First, it was the most expensive domestic film made. with an investment of
340 million yuan (US$42.5 million).
A concrete structure on the shore of Bigu
Tianchi lake. [China Daily]
Then it was the subject of a popular parody.
Now it's about how the movie company treated the environment at a location
where it built a set and filmed.
"The shooting of 'The Promise' has destroyed the natural sights of Bigu
Tianchi in Yunnan Province's Shangrila," Qiu Baoxing, vice-minister of
construction, said on Tuesday at a forum in Hangzhou, capital of East China's
A reinforced concrete structure was left on the shore of the lake, and more
than 100 spiles were left in the water, said Qiu, citing media reports.
Moreover, canteens, raincoats, bottles and plastic bags could be seen all
The State Environmental Protection Administration (SEPA), the nation's top
watchdog, has instructed the provincial environmental protection bureau to
investigate the issue, Zhu Xingxiang, a SEPA official, said yesterday.
He said that SEPA had not received a letter of complaint about the movie
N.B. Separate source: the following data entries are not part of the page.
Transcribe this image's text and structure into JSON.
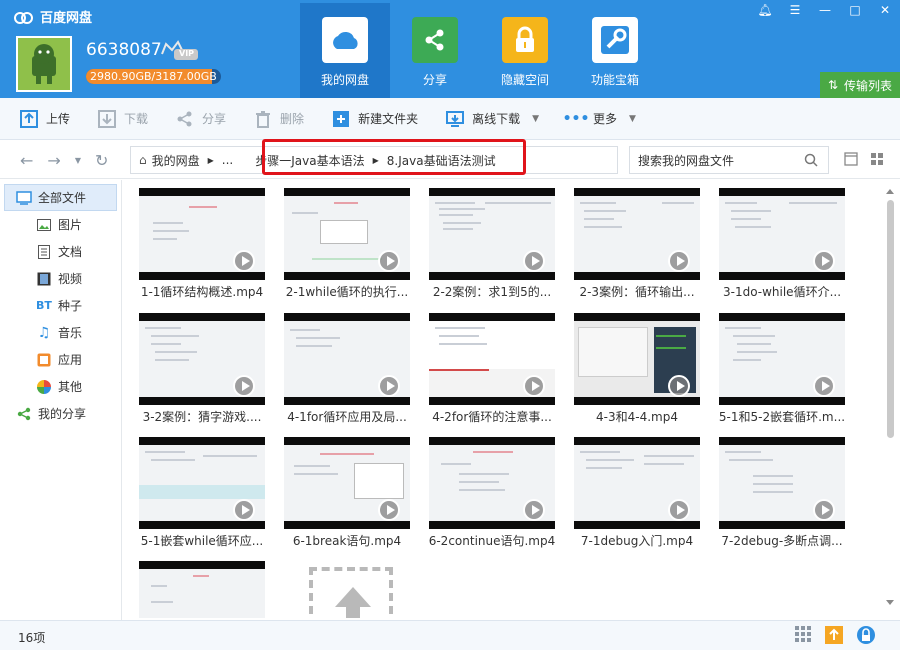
{
  "app": {
    "title": "百度网盘"
  },
  "user": {
    "name": "6638087",
    "vip": "VIP",
    "quota_text": "2980.90GB/3187.00GB",
    "quota_fraction": 0.935
  },
  "nav": {
    "tabs": [
      {
        "label": "我的网盘",
        "icon": "cloud-icon"
      },
      {
        "label": "分享",
        "icon": "share-icon"
      },
      {
        "label": "隐藏空间",
        "icon": "lock-icon"
      },
      {
        "label": "功能宝箱",
        "icon": "toolbox-icon"
      }
    ],
    "transfer": "传输列表"
  },
  "toolbar": {
    "upload": "上传",
    "download": "下载",
    "share": "分享",
    "delete": "删除",
    "new_folder": "新建文件夹",
    "offline": "离线下载",
    "more": "更多"
  },
  "address": {
    "home": "我的网盘",
    "ellipsis": "...",
    "crumb1": "步骤一Java基本语法",
    "crumb2": "8.Java基础语法测试",
    "search_placeholder": "搜索我的网盘文件"
  },
  "sidebar": {
    "all": "全部文件",
    "items": [
      "图片",
      "文档",
      "视频",
      "种子",
      "音乐",
      "应用",
      "其他"
    ],
    "bt_label": "BT",
    "share": "我的分享"
  },
  "files": [
    "1-1循环结构概述.mp4",
    "2-1while循环的执行...",
    "2-2案例：求1到5的...",
    "2-3案例：循环输出...",
    "3-1do-while循环介...",
    "3-2案例：猜字游戏....",
    "4-1for循环应用及局...",
    "4-2for循环的注意事...",
    "4-3和4-4.mp4",
    "5-1和5-2嵌套循环.m...",
    "5-1嵌套while循环应...",
    "6-1break语句.mp4",
    "6-2continue语句.mp4",
    "7-1debug入门.mp4",
    "7-2debug-多断点调...",
    ""
  ],
  "status": {
    "count": "16项"
  },
  "colors": {
    "header": "#2f8fe0",
    "active_tab": "#1f77c9",
    "transfer": "#4aa944",
    "highlight": "#e0141b"
  }
}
company's environmental destruction.
The location involved is at Bigu Tianchi, a mountainous lake at an altitude
of 4,000 metres in picturesque Shangrila County.
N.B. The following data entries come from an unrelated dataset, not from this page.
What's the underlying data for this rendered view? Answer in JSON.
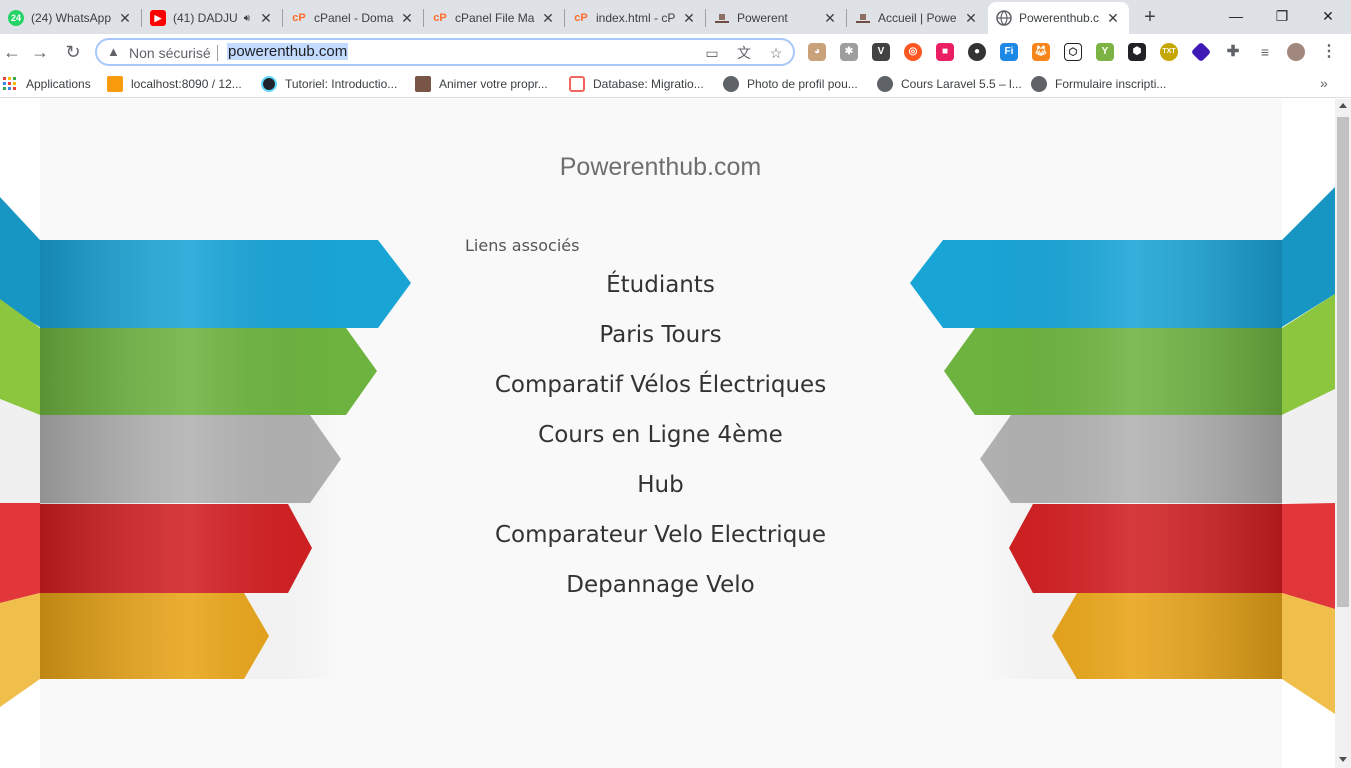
{
  "tabs": [
    {
      "title": "(24) WhatsApp",
      "icon": "whatsapp-icon",
      "badge": "24",
      "color": "#25d366"
    },
    {
      "title": "(41) DADJU",
      "icon": "youtube-icon",
      "color": "#ff0000",
      "audio": true
    },
    {
      "title": "cPanel - Doma",
      "icon": "cpanel-icon",
      "color": "#ff6c2c"
    },
    {
      "title": "cPanel File Ma",
      "icon": "cpanel-icon",
      "color": "#ff6c2c"
    },
    {
      "title": "index.html - cP",
      "icon": "cpanel-icon",
      "color": "#ff6c2c"
    },
    {
      "title": "Powerent",
      "icon": "hat-icon",
      "color": "#8d6e63"
    },
    {
      "title": "Accueil | Powe",
      "icon": "hat-icon",
      "color": "#8d6e63"
    },
    {
      "title": "Powerenthub.c",
      "icon": "globe-icon",
      "color": "#5f6368",
      "active": true
    }
  ],
  "toolbar": {
    "security_label": "Non sécurisé",
    "url": "powerenthub.com"
  },
  "bookmarks": [
    {
      "label": "Applications",
      "icon": "apps-grid-icon"
    },
    {
      "label": "localhost:8090 / 12...",
      "icon": "phpmyadmin-icon"
    },
    {
      "label": "Tutoriel: Introductio...",
      "icon": "react-icon"
    },
    {
      "label": "Animer votre propr...",
      "icon": "bookmark-image-icon"
    },
    {
      "label": "Database: Migratio...",
      "icon": "laravel-icon"
    },
    {
      "label": "Photo de profil pou...",
      "icon": "globe-icon"
    },
    {
      "label": "Cours Laravel 5.5 – l...",
      "icon": "globe-icon"
    },
    {
      "label": "Formulaire inscripti...",
      "icon": "globe-icon"
    }
  ],
  "page": {
    "site_title": "Powerenthub.com",
    "links_heading": "Liens associés",
    "links": [
      "Étudiants",
      "Paris Tours",
      "Comparatif Vélos Électriques",
      "Cours en Ligne 4ème",
      "Hub",
      "Comparateur Velo Electrique",
      "Depannage Velo"
    ]
  },
  "ribbons": {
    "colors": [
      "#19a4d6",
      "#6db33f",
      "#b1b1b1",
      "#d11f22",
      "#e7a316"
    ]
  }
}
Some reports indicated the ecosystem around the lake had also been destroyed.
A China Central Television report dealt with both sides of that issue late last
Qiu's remark was the first official criticism regarding the deterioration of
the lake's environment.
Chen Hong, the movie's producer and Chen Kaige's wife, told People's Daily
that materials had been left behind for auction to help pay for the clean-up.
However, the Chongqing Commercial News reported Chen as saying that the company
had given money to the local government to deal with the aftermath.
No confirmation of any money given to a local government could be made
yesterday, but Li Jufang, an official of the Diqing Tibet Autonomous Prefecture
in Yunnan, said clean-up work had begun.
The concrete structure on the lakeshore has been mostly dismantled, said Li,
who insisted that the work affected the surrounding environment only slightly.
Last August, the movie company sent a letter entrusting disposal of the
material left on site to the prefecture government, Li said.
The prefecture government then told the Shangrila county government to
auction the materials left behind to help pay for the clean-up, the official
"A lesson learnt from the issue is that we will demand that whoever shoots a
movie here in the future is committed to protecting the environment," Li said.
An online survey by the website Sina.com indicated that 95 per cent of the
respondents thought the shooting of the movie destroyed the environment and more
than 80 per cent suggested that authorities adopt regulations to avoid a
repetition of similar accidents.
Lu Xinyuan, another SEPA official, said such regulations would be drafted in
the future. Further spot investigations need to be conducted on whether to ban
or to restrict the shooting of movies at sites with beautiful scenery in the
(China Daily 05/11/2006 page1)